Reagan Test Site Optics Modernization

Upgrades to the Reagan Test Site’s optical systems combine state-of-the-art focal plane technologies with a wide-area, network-centric, open-system design to allow distributed system command and control while achieving unprecedented metric accuracy.
A photograph of a large optical system, with the ocean in the background.
The Super RADOT (Recording Automatic Digital Optical Trackers) optical system has a wide variety of cameras and lenses and is complemented by the super-wide field of view of the electronic ballistic camera.

From intercontinental ballistic missile developmental testing in the late 1960s to hypersonic glide-vehicle testing in the 2010s, the suite of tracking and staring optical sensors at the U.S. Army Reagan Test Site (RTS) on the Kwajalein Atoll, Marshall Islands, has made critical contributions to Department of Defense missile defense and space control programs. In 2015, under Army sponsorship, we successfully completed an eight-year, $20 million program to upgrade the RTS optical suite.

For the RTS Optics Modernization Program (ROMP), our engineers integrated many technologies into a complex system of systems that enables remote, distributed command-and-control mission operations from Huntsville, Alabama.
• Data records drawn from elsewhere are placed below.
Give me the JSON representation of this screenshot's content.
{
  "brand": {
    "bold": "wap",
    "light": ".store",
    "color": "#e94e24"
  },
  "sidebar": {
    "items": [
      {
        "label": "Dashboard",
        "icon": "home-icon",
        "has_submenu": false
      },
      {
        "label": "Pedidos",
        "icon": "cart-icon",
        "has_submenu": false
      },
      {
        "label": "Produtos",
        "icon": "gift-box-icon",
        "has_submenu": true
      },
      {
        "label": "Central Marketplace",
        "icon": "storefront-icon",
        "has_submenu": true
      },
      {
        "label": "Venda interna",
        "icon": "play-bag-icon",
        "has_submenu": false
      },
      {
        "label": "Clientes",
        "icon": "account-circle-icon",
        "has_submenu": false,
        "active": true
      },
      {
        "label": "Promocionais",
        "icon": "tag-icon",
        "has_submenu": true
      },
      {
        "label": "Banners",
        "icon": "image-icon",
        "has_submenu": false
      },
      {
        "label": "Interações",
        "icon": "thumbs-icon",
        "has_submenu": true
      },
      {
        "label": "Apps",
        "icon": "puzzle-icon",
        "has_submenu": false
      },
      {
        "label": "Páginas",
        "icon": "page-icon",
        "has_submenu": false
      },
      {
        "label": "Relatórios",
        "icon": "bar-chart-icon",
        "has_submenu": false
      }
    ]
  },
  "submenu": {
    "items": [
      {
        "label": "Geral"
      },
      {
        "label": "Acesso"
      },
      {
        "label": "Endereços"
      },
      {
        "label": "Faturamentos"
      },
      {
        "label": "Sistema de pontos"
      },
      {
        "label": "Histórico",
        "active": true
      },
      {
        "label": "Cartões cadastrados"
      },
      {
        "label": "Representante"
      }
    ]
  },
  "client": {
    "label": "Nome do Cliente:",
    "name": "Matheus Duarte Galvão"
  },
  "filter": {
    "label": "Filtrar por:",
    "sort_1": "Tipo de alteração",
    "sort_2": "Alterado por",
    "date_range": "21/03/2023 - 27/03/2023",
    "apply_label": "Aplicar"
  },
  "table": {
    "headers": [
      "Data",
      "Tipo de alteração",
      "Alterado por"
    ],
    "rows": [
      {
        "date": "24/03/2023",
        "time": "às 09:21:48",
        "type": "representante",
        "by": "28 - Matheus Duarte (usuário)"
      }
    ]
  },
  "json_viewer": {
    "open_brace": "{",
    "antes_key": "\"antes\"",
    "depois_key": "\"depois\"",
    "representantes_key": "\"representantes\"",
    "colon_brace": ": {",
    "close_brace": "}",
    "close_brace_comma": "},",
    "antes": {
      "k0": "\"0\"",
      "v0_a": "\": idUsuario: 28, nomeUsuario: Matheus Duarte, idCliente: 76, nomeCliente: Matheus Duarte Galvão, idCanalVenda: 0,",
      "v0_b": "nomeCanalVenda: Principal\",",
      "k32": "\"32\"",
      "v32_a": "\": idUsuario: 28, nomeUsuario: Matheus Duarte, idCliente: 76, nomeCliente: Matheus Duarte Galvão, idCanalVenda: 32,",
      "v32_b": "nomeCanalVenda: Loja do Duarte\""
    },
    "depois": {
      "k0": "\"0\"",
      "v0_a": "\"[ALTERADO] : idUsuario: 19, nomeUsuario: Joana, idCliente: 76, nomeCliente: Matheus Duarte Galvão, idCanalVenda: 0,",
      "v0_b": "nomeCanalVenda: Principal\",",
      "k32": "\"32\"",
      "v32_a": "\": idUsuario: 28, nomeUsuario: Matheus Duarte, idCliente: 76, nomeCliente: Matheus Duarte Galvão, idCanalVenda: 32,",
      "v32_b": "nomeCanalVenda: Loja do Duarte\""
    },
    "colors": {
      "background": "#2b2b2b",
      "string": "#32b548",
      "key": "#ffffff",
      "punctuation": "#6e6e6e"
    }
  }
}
To achieve robust remote operation of an unattended field site, the ROMP team first had to make substantial infrastructure upgrades: installing remote software-switchable power relays, programmable astrodomes, fail-safe rain sensors that activate automatic dome closure, and control room instrumentation and video systems that provide remote monitoring of system health and status. In addition to implementing these infrastructure advancements, the ROMP team successfully developed and delivered sustainable new technology upgrades to servo control systems, digital focal planes, high-speed data recording systems, lenses and telescopes, scripted and automated sensor control systems, and an automatic encrypted security lockdown architecture to support classified operations on Kwajalein's uninhabited outer islands.
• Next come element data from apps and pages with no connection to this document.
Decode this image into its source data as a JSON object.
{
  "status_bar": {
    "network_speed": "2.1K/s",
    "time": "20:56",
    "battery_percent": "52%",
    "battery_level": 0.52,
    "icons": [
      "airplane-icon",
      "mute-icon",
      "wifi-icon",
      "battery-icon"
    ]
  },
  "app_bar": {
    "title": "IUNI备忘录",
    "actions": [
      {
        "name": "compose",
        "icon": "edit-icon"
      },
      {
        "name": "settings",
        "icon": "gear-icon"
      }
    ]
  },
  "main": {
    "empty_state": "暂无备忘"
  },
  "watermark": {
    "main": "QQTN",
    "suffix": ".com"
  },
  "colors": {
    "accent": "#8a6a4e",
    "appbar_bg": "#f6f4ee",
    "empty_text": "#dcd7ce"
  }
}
ROMP was the pilot project for the Real-time Open Systems Architecture (ROSA II), a distributed computing technology developed with Line funding from the Laboratory's Technology Office. The design of the ROSA II optics software components was based upon a careful functional decomposition of the Super RADOT (Recording Automatic Digital Optical Trackers) systems. Each software component is written to “publish” key data messages to the network while also “subscribing” to data messages it needs from the network. Generally, a ROSA II optical system's computer is configured to run a set of closely related components, and the number of required computers scales as needed to compose the complete distributed system architecture. System operations could thus be composed by using a highly configurable and scalable approach that can employ any number of computer systems distributed across a local or wide-area network.
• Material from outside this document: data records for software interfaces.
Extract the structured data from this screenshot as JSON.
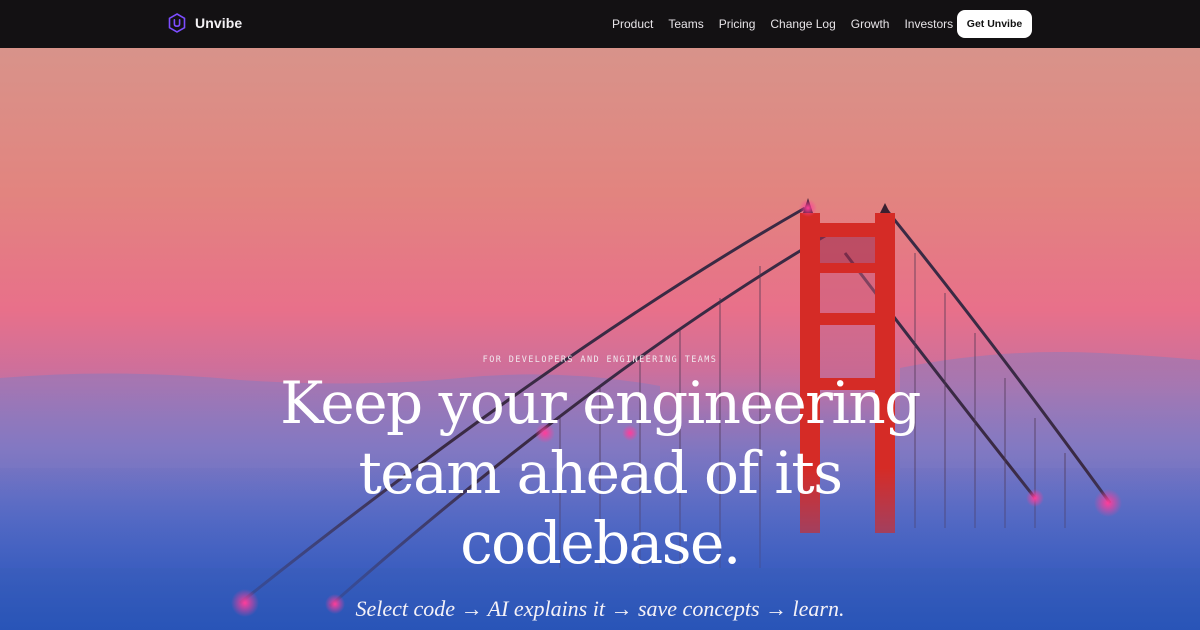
{
  "brand": {
    "name": "Unvibe",
    "logo_icon": "hexagon-u-logo-icon",
    "logo_color": "#7c4dff"
  },
  "nav": {
    "links": [
      "Product",
      "Teams",
      "Pricing",
      "Change Log",
      "Growth",
      "Investors"
    ],
    "cta_label": "Get Unvibe"
  },
  "hero": {
    "eyebrow": "FOR DEVELOPERS AND ENGINEERING TEAMS",
    "headline_lines": [
      "Keep your engineering",
      "team ahead of its",
      "codebase."
    ],
    "tagline": "Select code → AI explains it → save concepts → learn.",
    "background_image": "golden-gate-bridge-in-fog-at-sunset",
    "colors": {
      "sky_top": "#dc8d88",
      "sky_mid": "#e86b85",
      "fog": "#5e68c0",
      "water": "#1e4fa8",
      "bridge": "#d02a2a"
    }
  }
}
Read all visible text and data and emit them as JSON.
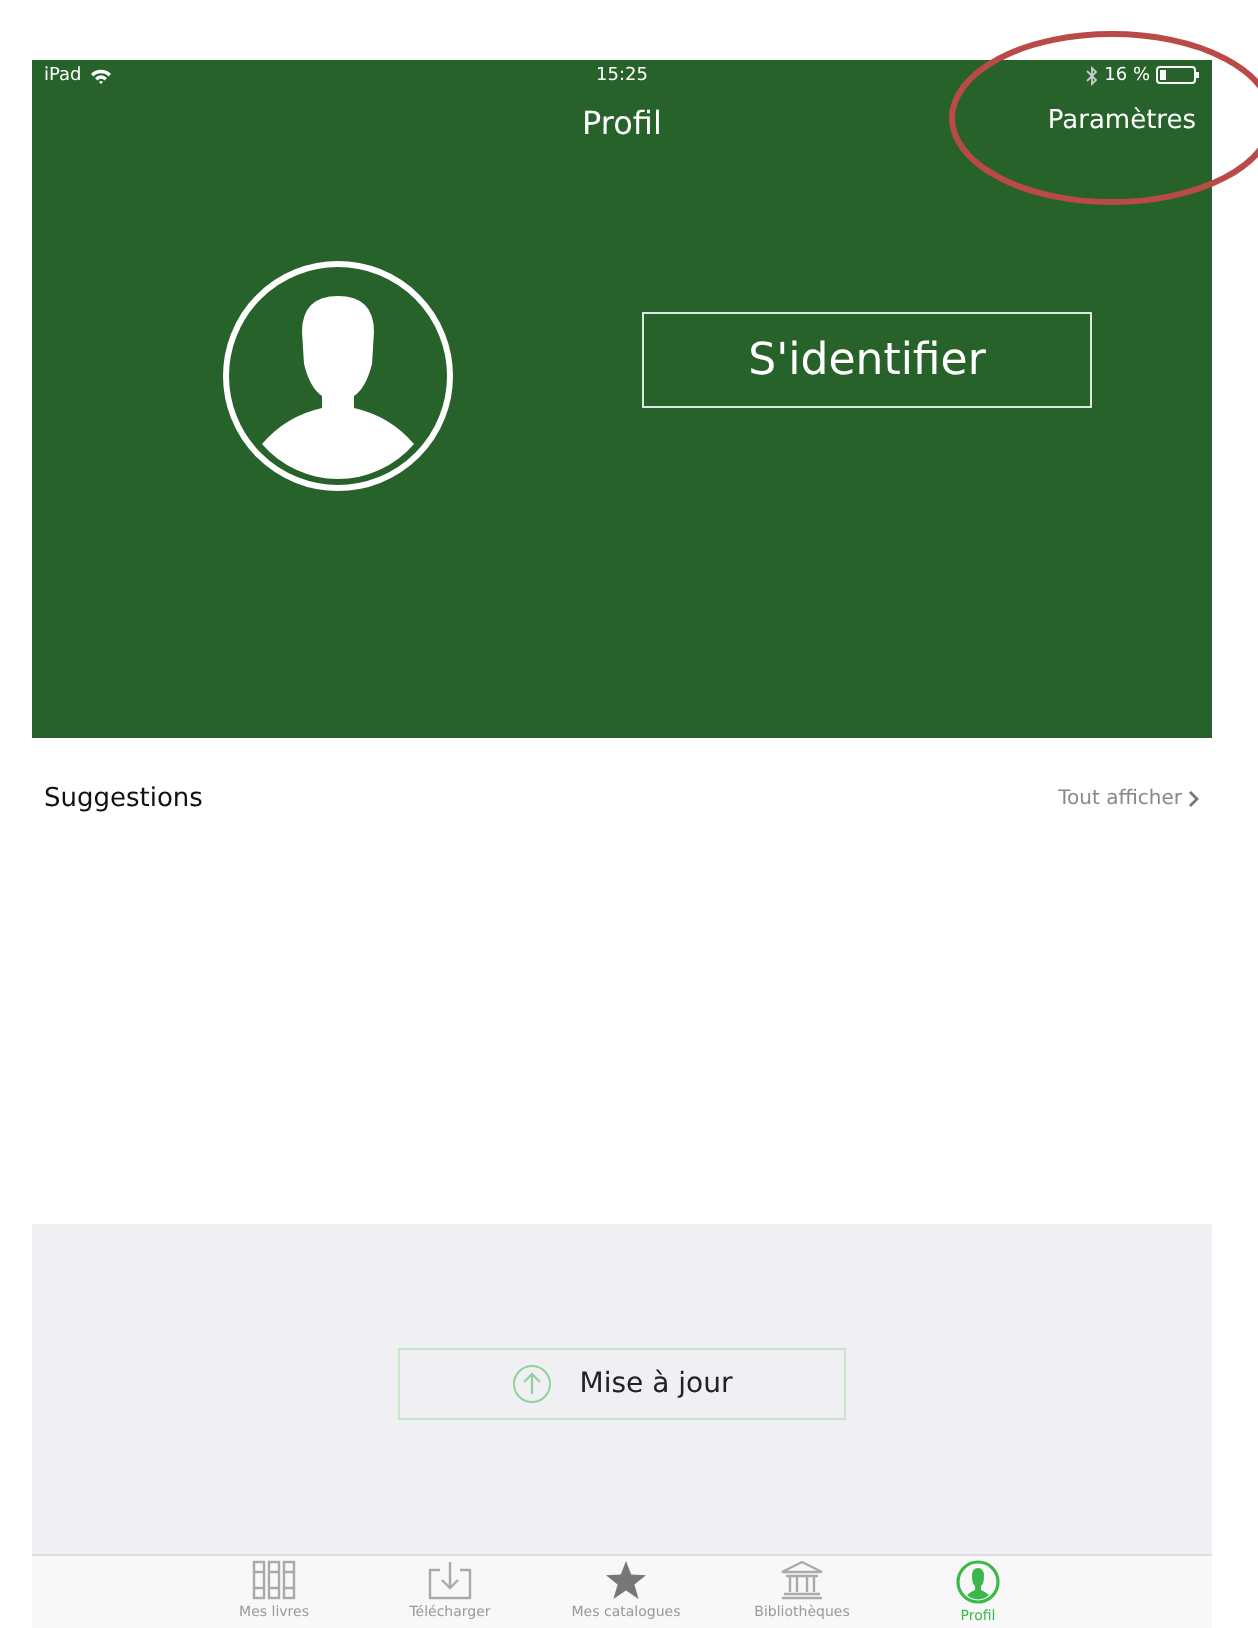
{
  "status_bar": {
    "device": "iPad",
    "time": "15:25",
    "battery": "16 %"
  },
  "nav_bar": {
    "title": "Profil",
    "action": "Paramètres"
  },
  "profile": {
    "login_button": "S'identifier"
  },
  "suggestions": {
    "title": "Suggestions",
    "see_all": "Tout afficher"
  },
  "update_button": "Mise à jour",
  "tabs": [
    {
      "label": "Mes livres",
      "kind": "books",
      "selected": false
    },
    {
      "label": "Télécharger",
      "kind": "download",
      "selected": false
    },
    {
      "label": "Mes catalogues",
      "kind": "star",
      "selected": false
    },
    {
      "label": "Bibliothèques",
      "kind": "library",
      "selected": false
    },
    {
      "label": "Profil",
      "kind": "profile",
      "selected": true
    }
  ]
}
The technologies developed for ROMP are being utilized in follow-on efforts at RTS, but they can also be applied to other projects. For example, representatives from several test ranges and the sponsor for a newly proposed U.S. Army optical asset have expressed significant interest in the open-systems distributed software technologies and in the remotely operated command-and-control paradigm developed for ROMP.